I heard we had a super moon approaching so I set up my camera on a tripod in my driveway the night before the super moon and practiced capturing night images. The moon looked like a pearl cradled in the clouds the night before the peak of the super moon.

The Night Before the July 2014 Super Moon (Seen from Pleasant Grove, UT)
I enjoyed capturing images of the super moon the night it peaked. Again, I was in my driveway so the glow of the city lights impacted the overall results. I learned a bit about photographing the moon and was wishing I was high in the darkness of our local mountains.

Super Moon Seen From Pleasant Grove, UT
The night after the super moon I made my way up into our local mountains via American Fork Canyon. I found a place to park and set up my gear. It was at 8000 ft and near the summit of the Alpine Loop (Hwy 92). The detail of the craters on the moon was better than the night before, but it was a waning, or not-so super, moon.

The Night After the July 2014 Super Moon (The waning, or not-so super, moon)
Before capturing images of the moon that night I spent some time whistling for a Northern Saw-whet Owl. I've learned some tricks for calling these owls in that include taking advantage of a very short window at a certain level of darkness and the type and order of the whistling sounds I make. I was successful at whistling in an owl before the moon rose above the horizon, but I wasn't able to capture an image. It was a skittish little owl. The image below is of an owl I whistled in previously at the same location.

Northern Saw-whet Owl Wasatch County, UT
Flammulated Owls breed in our mountains during the summer months so I called one of those in as well. These owls are much more cooperative with being photographed. These owls will migrate down to Mexico and beyond once they finish breeding and their young have become adept at hunting and flying.

Flammulated Owl in Wasatch County, UT
I've been riding my mountain bike along the Murdock Canal in the early evening hours recently.

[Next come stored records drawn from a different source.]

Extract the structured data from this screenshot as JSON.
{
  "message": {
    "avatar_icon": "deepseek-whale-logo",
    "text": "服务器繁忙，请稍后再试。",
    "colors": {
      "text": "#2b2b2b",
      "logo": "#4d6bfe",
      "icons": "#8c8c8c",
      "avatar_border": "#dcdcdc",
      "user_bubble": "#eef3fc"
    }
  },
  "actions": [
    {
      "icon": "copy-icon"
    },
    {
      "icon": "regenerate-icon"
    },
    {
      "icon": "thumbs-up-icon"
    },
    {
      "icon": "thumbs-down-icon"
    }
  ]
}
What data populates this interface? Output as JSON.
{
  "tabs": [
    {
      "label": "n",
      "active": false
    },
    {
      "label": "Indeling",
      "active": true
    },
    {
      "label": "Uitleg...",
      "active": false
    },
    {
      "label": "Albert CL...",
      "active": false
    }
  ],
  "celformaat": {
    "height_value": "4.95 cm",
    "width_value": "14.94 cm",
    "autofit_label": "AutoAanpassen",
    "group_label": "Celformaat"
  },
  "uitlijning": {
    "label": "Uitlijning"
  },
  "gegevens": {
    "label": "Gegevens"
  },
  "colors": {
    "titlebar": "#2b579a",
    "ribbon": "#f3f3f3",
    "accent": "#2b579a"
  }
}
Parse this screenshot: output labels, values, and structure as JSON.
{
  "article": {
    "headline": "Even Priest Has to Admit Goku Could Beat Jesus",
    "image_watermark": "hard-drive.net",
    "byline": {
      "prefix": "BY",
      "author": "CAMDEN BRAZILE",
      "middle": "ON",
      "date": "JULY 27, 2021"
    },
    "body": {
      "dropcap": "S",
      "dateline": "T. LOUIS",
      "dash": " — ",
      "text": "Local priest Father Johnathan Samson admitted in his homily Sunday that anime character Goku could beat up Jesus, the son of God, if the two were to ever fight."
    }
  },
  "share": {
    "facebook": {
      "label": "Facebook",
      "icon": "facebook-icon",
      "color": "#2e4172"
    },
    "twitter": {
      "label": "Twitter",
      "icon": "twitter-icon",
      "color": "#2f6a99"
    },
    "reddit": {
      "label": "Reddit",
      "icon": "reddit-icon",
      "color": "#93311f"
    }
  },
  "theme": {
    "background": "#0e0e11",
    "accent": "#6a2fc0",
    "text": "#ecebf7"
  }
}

I watch for birds and other critters, especially, Rattlesnakes as I ride along that trail. It runs along the foothills so snakes often come down to the trail where the asphalt and gravel are warm. The other night a ran across a new species of snake. I'm not sure I've ever seen one before, but I wasn't surprised when I looked in up in my reptile guide and discovered it was a subspecies of Racer. I managed a few images, but once it decided to leave my presence is moved faster than any snake I've ever seen.

Western (Yellow-bellied) Racer in Cedar Hills, UT
Western (Yellow-bellied) Racer in Cedar Hills, UT
Western (Yellow-bellied) Racer in Cedar Hills, UT
Sunsets in July can be quite spectacular. I always enjoy watching a sunset unfold because you never know what to expect. If there are clouds in the sky and on the horizon they can often be painted in a variety of colors by the light from the lowering sun.

Summer Sunset Seen from American Fork, UT


  1. Owl whistling!? Very cool, and the fireworks are gorgeous as well.

    1. It's kind of fun to have that interaction with the Saw-whets, Laurence. And the fireworks were quite fun as well. Thanks for visiting. I hope to get down to Arizona soon, before the Elf Owls head south of the border.